### Task
Where an image occurs, skip it and print the rest of the records verbatim.

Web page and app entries
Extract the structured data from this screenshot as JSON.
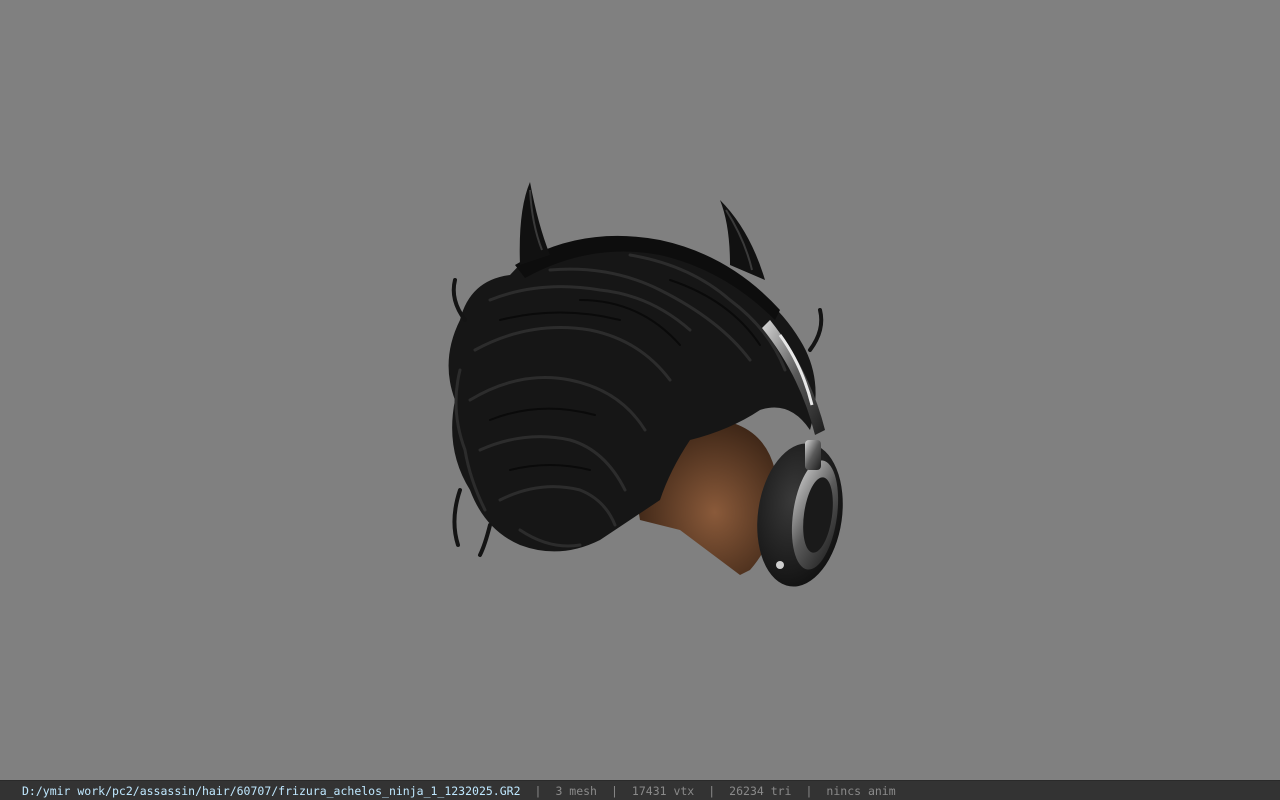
{
  "viewer": {
    "background_color": "#808080",
    "model_icon": "hair-model-icon"
  },
  "statusbar": {
    "file_path": "D:/ymir work/pc2/assassin/hair/60707/frizura_achelos_ninja_1_1232025.GR2",
    "separator": "|",
    "mesh_count": "3 mesh",
    "vertex_count": "17431 vtx",
    "triangle_count": "26234 tri",
    "animation_status": "nincs anim",
    "path_color": "#bfe8ff",
    "text_color": "#8a8a8a"
  }
}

### Solved exercise
Extract the structured data from this screenshot as JSON.
{
  "viewer": {
    "background_color": "#808080",
    "model_icon": "hair-model-icon"
  },
  "statusbar": {
    "file_path": "D:/ymir work/pc2/assassin/hair/60707/frizura_achelos_ninja_1_1232025.GR2",
    "separator": "|",
    "mesh_count": "3 mesh",
    "vertex_count": "17431 vtx",
    "triangle_count": "26234 tri",
    "animation_status": "nincs anim",
    "path_color": "#bfe8ff",
    "text_color": "#8a8a8a"
  }
}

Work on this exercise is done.